Wednesday, Dec 6, 2017
Migrant worker wins lawsuit
By Natalie Drolet, West Coast Domestic Workers
n Friday, November 24th, the BC Employment Standards Branch determined that a third party recruiter of migrant workers violated the Employment Standards Act and therefore owes one individual thousands of dollars.
Overseas Career and Consulting Services Ltd., a licensed employment agency, and Overseas Immigration Services Inc. are now required to pay Mohammad Hassan Mohammad Shafy $8,721.91. Both were involved in a similar case involving migrant workers who paid thousands to work at BC Mac’s Convenience Store, with the courts recently approving a class-action suit against the store.
It is illegal to charge people money for finding a job in BC. Yet, recruiters routinely charge Temporary Foreign Workers thousands of dollars in illegal recruitment fees for jobs in BC that are often different than promised or do not exist at all. In Mr. Shafy’s case, the job did not exist once he arrived in BC.
Mr. Shafy made the complaint under section 10 of the Employment Standards Act, claiming that he paid the company a fee while he was still in his country of origin, Sri Lanka, to secure him employment in BC.

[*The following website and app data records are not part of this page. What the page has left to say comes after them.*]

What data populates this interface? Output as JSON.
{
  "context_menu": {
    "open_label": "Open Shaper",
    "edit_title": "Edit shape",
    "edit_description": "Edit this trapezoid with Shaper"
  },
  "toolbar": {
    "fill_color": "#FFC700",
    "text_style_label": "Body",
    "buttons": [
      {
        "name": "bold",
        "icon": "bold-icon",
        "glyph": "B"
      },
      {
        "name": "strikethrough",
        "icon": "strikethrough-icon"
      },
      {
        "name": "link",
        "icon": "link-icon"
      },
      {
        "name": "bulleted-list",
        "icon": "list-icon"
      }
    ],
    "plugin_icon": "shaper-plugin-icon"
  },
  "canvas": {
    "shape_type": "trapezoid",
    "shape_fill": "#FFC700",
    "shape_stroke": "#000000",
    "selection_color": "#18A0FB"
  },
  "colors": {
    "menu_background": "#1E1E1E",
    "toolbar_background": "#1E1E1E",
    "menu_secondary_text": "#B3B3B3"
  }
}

In Dubai, in 2013, Shafy met with the Director of the employment agency and paid him $3,000 to secure a job at a farm through Canada's Temporary Foreign Worker Program.
Upon gaining clearance to work in Canada, Mr. Shafy paid the Director another $5,863.54. and then a subsequent $1,682.00. Mr. Shafy then arrived in Canada in February of this year only to find out over the next two months that he did not have the job he was initially promised.

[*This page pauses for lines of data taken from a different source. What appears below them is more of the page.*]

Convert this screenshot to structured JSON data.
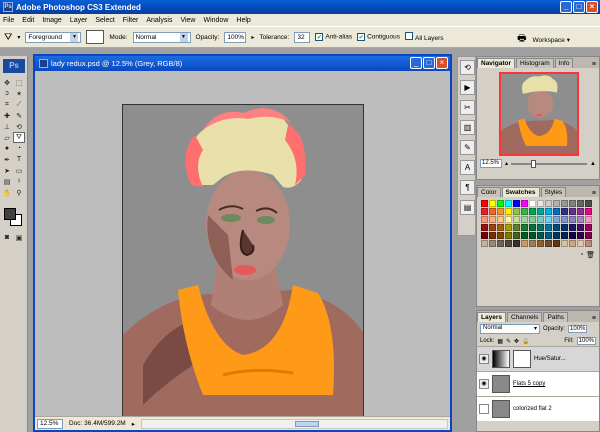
{
  "window": {
    "title": "Adobe Photoshop CS3 Extended",
    "min": "_",
    "max": "□",
    "close": "×",
    "ps_badge": "Ps"
  },
  "menu": [
    "File",
    "Edit",
    "Image",
    "Layer",
    "Select",
    "Filter",
    "Analysis",
    "View",
    "Window",
    "Help"
  ],
  "options": {
    "tool_preset": "Foreground",
    "mode_label": "Mode:",
    "mode_value": "Normal",
    "opacity_label": "Opacity:",
    "opacity_value": "100%",
    "tolerance_label": "Tolerance:",
    "tolerance_value": "32",
    "antialias_label": "Anti-alias",
    "contiguous_label": "Contiguous",
    "all_layers_label": "All Layers",
    "workspace_label": "Workspace"
  },
  "tools": {
    "logo": "Ps"
  },
  "document": {
    "title": "lady redux.psd @ 12.5% (Grey, RGB/8)",
    "zoom": "12.5%",
    "doc_info": "Doc: 36.4M/599.2M"
  },
  "navigator": {
    "tabs": [
      "Navigator",
      "Histogram",
      "Info"
    ],
    "zoom": "12.5%"
  },
  "color_panel": {
    "tabs": [
      "Color",
      "Swatches",
      "Styles"
    ]
  },
  "swatches": [
    "#ff0000",
    "#ffff00",
    "#00ff00",
    "#00ffff",
    "#0000ff",
    "#ff00ff",
    "#ffffff",
    "#e6e6e6",
    "#cccccc",
    "#b3b3b3",
    "#999999",
    "#808080",
    "#666666",
    "#4d4d4d",
    "#ed1c24",
    "#f26522",
    "#f7941d",
    "#fff200",
    "#8dc63f",
    "#39b54a",
    "#00a651",
    "#00a99d",
    "#00aeef",
    "#0072bc",
    "#2e3192",
    "#662d91",
    "#92278f",
    "#ec008c",
    "#f69679",
    "#f9ad81",
    "#fdc689",
    "#fff799",
    "#c4df9b",
    "#a3d39c",
    "#82ca9c",
    "#7accc8",
    "#6dcff6",
    "#7da7d9",
    "#8393ca",
    "#8781bd",
    "#a186be",
    "#f49ac1",
    "#9e0b0f",
    "#a0410d",
    "#a3620a",
    "#aba000",
    "#598527",
    "#197b30",
    "#007236",
    "#00746b",
    "#0076a3",
    "#004a80",
    "#003471",
    "#1b1464",
    "#440e62",
    "#9e005d",
    "#790000",
    "#7b2e00",
    "#7d4900",
    "#827b00",
    "#406618",
    "#005e20",
    "#005826",
    "#005952",
    "#005b7f",
    "#003663",
    "#002157",
    "#0d004c",
    "#32004b",
    "#7b0046",
    "#c7b299",
    "#998675",
    "#736357",
    "#534741",
    "#37302d",
    "#c69c6d",
    "#a67c52",
    "#8c6239",
    "#754c24",
    "#603913",
    "#d9c39b",
    "#c8a882",
    "#e8c6a8",
    "#b88f78"
  ],
  "layers": {
    "tabs": [
      "Layers",
      "Channels",
      "Paths"
    ],
    "blend": "Normal",
    "opacity_label": "Opacity:",
    "opacity_value": "100%",
    "lock_label": "Lock:",
    "fill_label": "Fill:",
    "fill_value": "100%",
    "rows": [
      {
        "name": "Hue/Satur...",
        "visible": true
      },
      {
        "name": "Flats 5 copy",
        "visible": true
      },
      {
        "name": "colorized flat 2",
        "visible": false
      }
    ]
  },
  "colors": {
    "accent": "#0a46c2",
    "hair_tip": "#ff6f6f",
    "hair_base": "#e8e0a8",
    "skin": "#b08076",
    "top": "#ff9a18",
    "bg": "#8e8e8e"
  }
}
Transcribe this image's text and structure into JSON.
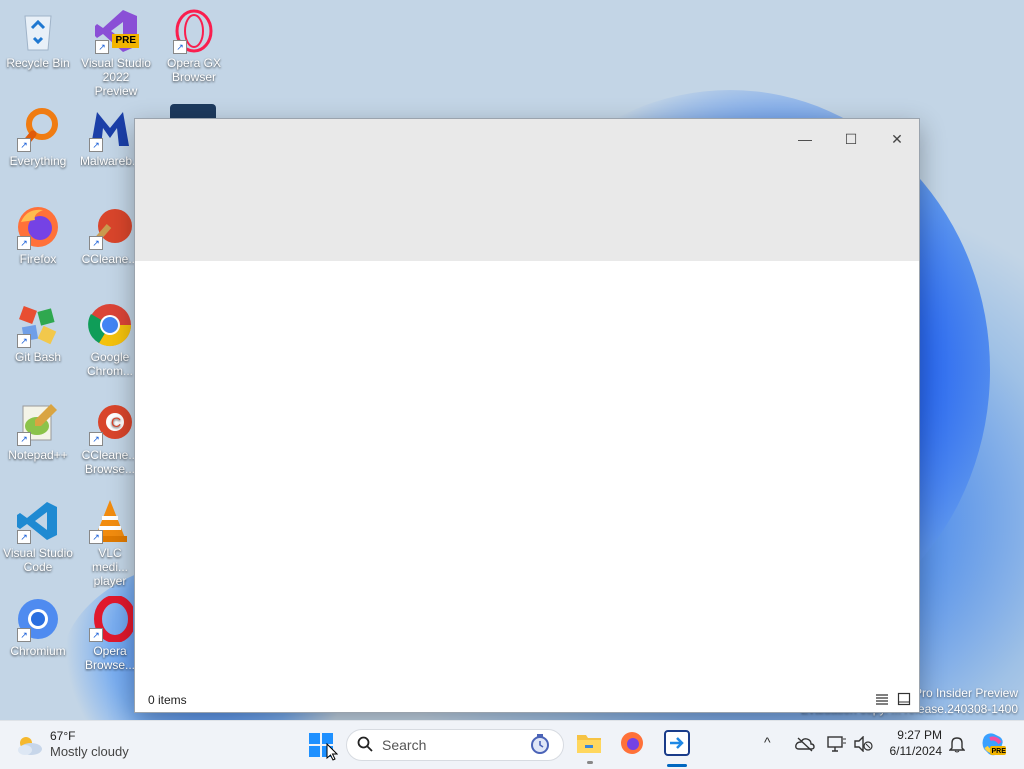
{
  "desktop": {
    "icons": [
      {
        "label": "Recycle Bin"
      },
      {
        "label": "Visual Studio 2022 Preview",
        "badge": "PRE"
      },
      {
        "label": "Opera GX Browser"
      },
      {
        "label": "Everything"
      },
      {
        "label": "Malwareb..."
      },
      {
        "label": "Firefox"
      },
      {
        "label": "CCleane..."
      },
      {
        "label": "Git Bash"
      },
      {
        "label": "Google Chrom..."
      },
      {
        "label": "Notepad++"
      },
      {
        "label": "CCleane... Browse..."
      },
      {
        "label": "Visual Studio Code"
      },
      {
        "label": "VLC medi... player"
      },
      {
        "label": "Chromium"
      },
      {
        "label": "Opera Browse..."
      }
    ],
    "watermark": {
      "line1": "Pro Insider Preview",
      "line2": "Evaluation copy. ... release.240308-1400"
    }
  },
  "window": {
    "minimize": "—",
    "maximize": "☐",
    "close": "✕",
    "status_count": "0 items"
  },
  "taskbar": {
    "weather_temp": "67°F",
    "weather_desc": "Mostly cloudy",
    "search_placeholder": "Search",
    "time": "9:27 PM",
    "date": "6/11/2024",
    "chevron": "^"
  },
  "colors": {
    "accent": "#0067c0",
    "window_title_bg": "#e9e9e9",
    "taskbar_bg": "#f0f3f8"
  }
}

“I felt really bad and I couldn’t eat for two days when I found out,” says Mr. Shafy. “I couldn’t tell my mother and my family.”
In total, including his plane ticket, Mr. Shafy spent between $11,000 and $12,000. And like many other migrant workers, he went into debt in order to pay the fee. “I gave my house to someone and he gave me 11,000,” says Mr. Shafy.
The Determination by the Employment Standards that Mr. Shafy is now owed substantial compensation is therefore a welcome development. And it’s one that the Rising Up Against Unjust Recruitment campaign is hoping to see more of in the future.
The campaign calls on the BC government to take urgent steps to stop the abuse of Temporary Foreign Workers in our province. In particular, BC must take steps to stop recruiters and employers from charging unlawful fees and to help workers to recover these fees more easily. Six other provinces have implemented legislation to better protect migrant workers, including enhanced regulation of recruiters and proactive enforcement. The campaign calls on the provincial government to enact new legislation to protect temporary foreign workers, like require that recruiters of temporary foreign workers be licensed in BC and pay a financial security at the time of licensing; implement a proactive enforcement regime; and provide access to information and advocacy.
For more information and background, please visit here.